What needs to be done: From the first line to the last, set down the data exactly as given.

App and web page records:
========================

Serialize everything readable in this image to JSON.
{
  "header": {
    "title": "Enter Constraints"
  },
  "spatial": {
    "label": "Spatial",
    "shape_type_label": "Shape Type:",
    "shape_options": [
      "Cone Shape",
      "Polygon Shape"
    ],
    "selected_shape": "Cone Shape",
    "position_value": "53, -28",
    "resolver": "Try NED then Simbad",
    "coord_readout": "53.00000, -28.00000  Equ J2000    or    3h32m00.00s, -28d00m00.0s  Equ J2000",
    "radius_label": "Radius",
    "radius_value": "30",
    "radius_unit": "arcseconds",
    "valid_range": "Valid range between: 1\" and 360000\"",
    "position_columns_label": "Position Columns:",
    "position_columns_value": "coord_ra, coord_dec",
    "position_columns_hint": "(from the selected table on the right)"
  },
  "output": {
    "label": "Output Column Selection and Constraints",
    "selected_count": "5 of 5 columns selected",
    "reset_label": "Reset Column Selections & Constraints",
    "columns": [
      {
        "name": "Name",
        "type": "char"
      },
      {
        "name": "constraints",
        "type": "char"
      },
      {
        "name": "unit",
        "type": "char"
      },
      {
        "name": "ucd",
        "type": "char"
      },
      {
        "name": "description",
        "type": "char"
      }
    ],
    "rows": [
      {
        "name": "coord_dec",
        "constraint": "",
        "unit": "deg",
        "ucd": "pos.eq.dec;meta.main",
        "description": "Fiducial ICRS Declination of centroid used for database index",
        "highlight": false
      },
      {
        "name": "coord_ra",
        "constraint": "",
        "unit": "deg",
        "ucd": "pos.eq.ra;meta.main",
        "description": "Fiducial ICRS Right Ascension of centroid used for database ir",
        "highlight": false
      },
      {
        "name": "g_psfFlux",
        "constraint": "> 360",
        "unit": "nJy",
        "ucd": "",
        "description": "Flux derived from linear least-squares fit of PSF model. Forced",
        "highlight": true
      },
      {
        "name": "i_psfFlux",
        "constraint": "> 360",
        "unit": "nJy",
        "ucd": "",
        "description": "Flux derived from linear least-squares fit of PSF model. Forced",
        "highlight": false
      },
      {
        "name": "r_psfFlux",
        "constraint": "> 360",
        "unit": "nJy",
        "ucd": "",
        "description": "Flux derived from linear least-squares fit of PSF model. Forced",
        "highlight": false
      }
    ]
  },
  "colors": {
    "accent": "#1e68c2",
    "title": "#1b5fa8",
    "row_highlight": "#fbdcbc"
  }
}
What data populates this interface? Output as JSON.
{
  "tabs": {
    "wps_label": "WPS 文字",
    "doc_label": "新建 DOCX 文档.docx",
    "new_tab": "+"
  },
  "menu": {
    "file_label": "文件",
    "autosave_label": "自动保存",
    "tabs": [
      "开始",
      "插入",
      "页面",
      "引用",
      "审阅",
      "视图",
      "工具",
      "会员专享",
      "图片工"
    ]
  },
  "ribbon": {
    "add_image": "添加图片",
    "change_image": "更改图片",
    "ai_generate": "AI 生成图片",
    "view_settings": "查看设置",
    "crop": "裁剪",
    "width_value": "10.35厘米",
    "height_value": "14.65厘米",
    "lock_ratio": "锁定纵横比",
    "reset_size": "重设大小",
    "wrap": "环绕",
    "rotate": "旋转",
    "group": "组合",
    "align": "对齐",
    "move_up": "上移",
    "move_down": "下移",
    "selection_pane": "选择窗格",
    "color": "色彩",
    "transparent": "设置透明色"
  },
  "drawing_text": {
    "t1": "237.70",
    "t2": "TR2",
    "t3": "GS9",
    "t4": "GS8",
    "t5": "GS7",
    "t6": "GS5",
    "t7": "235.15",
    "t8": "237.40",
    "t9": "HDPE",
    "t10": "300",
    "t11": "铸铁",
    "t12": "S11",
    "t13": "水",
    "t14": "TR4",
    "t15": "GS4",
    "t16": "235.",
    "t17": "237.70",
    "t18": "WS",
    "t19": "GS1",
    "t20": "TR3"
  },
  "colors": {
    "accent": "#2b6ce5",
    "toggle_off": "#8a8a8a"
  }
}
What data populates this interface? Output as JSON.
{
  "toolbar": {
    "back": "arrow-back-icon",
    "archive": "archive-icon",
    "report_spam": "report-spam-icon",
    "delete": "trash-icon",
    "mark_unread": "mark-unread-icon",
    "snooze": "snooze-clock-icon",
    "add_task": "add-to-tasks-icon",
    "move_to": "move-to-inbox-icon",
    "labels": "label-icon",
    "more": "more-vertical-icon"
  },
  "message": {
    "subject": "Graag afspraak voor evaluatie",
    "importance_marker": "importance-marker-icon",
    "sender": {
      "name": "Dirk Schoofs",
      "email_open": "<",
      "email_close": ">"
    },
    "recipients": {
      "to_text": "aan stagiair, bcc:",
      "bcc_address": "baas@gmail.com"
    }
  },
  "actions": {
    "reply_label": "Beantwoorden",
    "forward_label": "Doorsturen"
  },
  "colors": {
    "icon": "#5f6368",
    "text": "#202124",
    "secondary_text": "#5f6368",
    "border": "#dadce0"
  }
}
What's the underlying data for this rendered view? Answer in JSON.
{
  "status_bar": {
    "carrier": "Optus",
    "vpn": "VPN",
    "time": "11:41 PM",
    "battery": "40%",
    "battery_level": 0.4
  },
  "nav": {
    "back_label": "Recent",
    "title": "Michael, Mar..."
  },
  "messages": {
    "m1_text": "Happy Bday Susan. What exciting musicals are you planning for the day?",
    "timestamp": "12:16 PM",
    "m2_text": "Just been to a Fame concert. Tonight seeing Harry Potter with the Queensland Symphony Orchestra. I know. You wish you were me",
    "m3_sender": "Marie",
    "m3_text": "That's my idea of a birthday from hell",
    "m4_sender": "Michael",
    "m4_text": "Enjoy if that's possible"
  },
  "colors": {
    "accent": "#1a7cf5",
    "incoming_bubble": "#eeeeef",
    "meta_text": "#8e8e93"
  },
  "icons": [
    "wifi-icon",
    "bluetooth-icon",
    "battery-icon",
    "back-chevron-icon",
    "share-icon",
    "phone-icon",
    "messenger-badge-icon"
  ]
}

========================

Task solution:
Serialize everything readable in this image to JSON.
{
  "header": {
    "title": "Enter Constraints"
  },
  "spatial": {
    "label": "Spatial",
    "shape_type_label": "Shape Type:",
    "shape_options": [
      "Cone Shape",
      "Polygon Shape"
    ],
    "selected_shape": "Cone Shape",
    "position_value": "53, -28",
    "resolver": "Try NED then Simbad",
    "coord_readout": "53.00000, -28.00000  Equ J2000    or    3h32m00.00s, -28d00m00.0s  Equ J2000",
    "radius_label": "Radius",
    "radius_value": "30",
    "radius_unit": "arcseconds",
    "valid_range": "Valid range between: 1\" and 360000\"",
    "position_columns_label": "Position Columns:",
    "position_columns_value": "coord_ra, coord_dec",
    "position_columns_hint": "(from the selected table on the right)"
  },
  "output": {
    "label": "Output Column Selection and Constraints",
    "selected_count": "5 of 5 columns selected",
    "reset_label": "Reset Column Selections & Constraints",
    "columns": [
      {
        "name": "Name",
        "type": "char"
      },
      {
        "name": "constraints",
        "type": "char"
      },
      {
        "name": "unit",
        "type": "char"
      },
      {
        "name": "ucd",
        "type": "char"
      },
      {
        "name": "description",
        "type": "char"
      }
    ],
    "rows": [
      {
        "name": "coord_dec",
        "constraint": "",
        "unit": "deg",
        "ucd": "pos.eq.dec;meta.main",
        "description": "Fiducial ICRS Declination of centroid used for database index",
        "highlight": false
      },
      {
        "name": "coord_ra",
        "constraint": "",
        "unit": "deg",
        "ucd": "pos.eq.ra;meta.main",
        "description": "Fiducial ICRS Right Ascension of centroid used for database ir",
        "highlight": false
      },
      {
        "name": "g_psfFlux",
        "constraint": "> 360",
        "unit": "nJy",
        "ucd": "",
        "description": "Flux derived from linear least-squares fit of PSF model. Forced",
        "highlight": true
      },
      {
        "name": "i_psfFlux",
        "constraint": "> 360",
        "unit": "nJy",
        "ucd": "",
        "description": "Flux derived from linear least-squares fit of PSF model. Forced",
        "highlight": false
      },
      {
        "name": "r_psfFlux",
        "constraint": "> 360",
        "unit": "nJy",
        "ucd": "",
        "description": "Flux derived from linear least-squares fit of PSF model. Forced",
        "highlight": false
      }
    ]
  },
  "colors": {
    "accent": "#1e68c2",
    "title": "#1b5fa8",
    "row_highlight": "#fbdcbc"
  }
}
What data populates this interface? Output as JSON.
{
  "tabs": {
    "wps_label": "WPS 文字",
    "doc_label": "新建 DOCX 文档.docx",
    "new_tab": "+"
  },
  "menu": {
    "file_label": "文件",
    "autosave_label": "自动保存",
    "tabs": [
      "开始",
      "插入",
      "页面",
      "引用",
      "审阅",
      "视图",
      "工具",
      "会员专享",
      "图片工"
    ]
  },
  "ribbon": {
    "add_image": "添加图片",
    "change_image": "更改图片",
    "ai_generate": "AI 生成图片",
    "view_settings": "查看设置",
    "crop": "裁剪",
    "width_value": "10.35厘米",
    "height_value": "14.65厘米",
    "lock_ratio": "锁定纵横比",
    "reset_size": "重设大小",
    "wrap": "环绕",
    "rotate": "旋转",
    "group": "组合",
    "align": "对齐",
    "move_up": "上移",
    "move_down": "下移",
    "selection_pane": "选择窗格",
    "color": "色彩",
    "transparent": "设置透明色"
  },
  "drawing_text": {
    "t1": "237.70",
    "t2": "TR2",
    "t3": "GS9",
    "t4": "GS8",
    "t5": "GS7",
    "t6": "GS5",
    "t7": "235.15",
    "t8": "237.40",
    "t9": "HDPE",
    "t10": "300",
    "t11": "铸铁",
    "t12": "S11",
    "t13": "水",
    "t14": "TR4",
    "t15": "GS4",
    "t16": "235.",
    "t17": "237.70",
    "t18": "WS",
    "t19": "GS1",
    "t20": "TR3"
  },
  "colors": {
    "accent": "#2b6ce5",
    "toggle_off": "#8a8a8a"
  }
}
What data populates this interface? Output as JSON.
{
  "toolbar": {
    "back": "arrow-back-icon",
    "archive": "archive-icon",
    "report_spam": "report-spam-icon",
    "delete": "trash-icon",
    "mark_unread": "mark-unread-icon",
    "snooze": "snooze-clock-icon",
    "add_task": "add-to-tasks-icon",
    "move_to": "move-to-inbox-icon",
    "labels": "label-icon",
    "more": "more-vertical-icon"
  },
  "message": {
    "subject": "Graag afspraak voor evaluatie",
    "importance_marker": "importance-marker-icon",
    "sender": {
      "name": "Dirk Schoofs",
      "email_open": "<",
      "email_close": ">"
    },
    "recipients": {
      "to_text": "aan stagiair, bcc:",
      "bcc_address": "baas@gmail.com"
    }
  },
  "actions": {
    "reply_label": "Beantwoorden",
    "forward_label": "Doorsturen"
  },
  "colors": {
    "icon": "#5f6368",
    "text": "#202124",
    "secondary_text": "#5f6368",
    "border": "#dadce0"
  }
}
What's the underlying data for this rendered view? Answer in JSON.
{
  "status_bar": {
    "carrier": "Optus",
    "vpn": "VPN",
    "time": "11:41 PM",
    "battery": "40%",
    "battery_level": 0.4
  },
  "nav": {
    "back_label": "Recent",
    "title": "Michael, Mar..."
  },
  "messages": {
    "m1_text": "Happy Bday Susan. What exciting musicals are you planning for the day?",
    "timestamp": "12:16 PM",
    "m2_text": "Just been to a Fame concert. Tonight seeing Harry Potter with the Queensland Symphony Orchestra. I know. You wish you were me",
    "m3_sender": "Marie",
    "m3_text": "That's my idea of a birthday from hell",
    "m4_sender": "Michael",
    "m4_text": "Enjoy if that's possible"
  },
  "colors": {
    "accent": "#1a7cf5",
    "incoming_bubble": "#eeeeef",
    "meta_text": "#8e8e93"
  },
  "icons": [
    "wifi-icon",
    "bluetooth-icon",
    "battery-icon",
    "back-chevron-icon",
    "share-icon",
    "phone-icon",
    "messenger-badge-icon"
  ]
}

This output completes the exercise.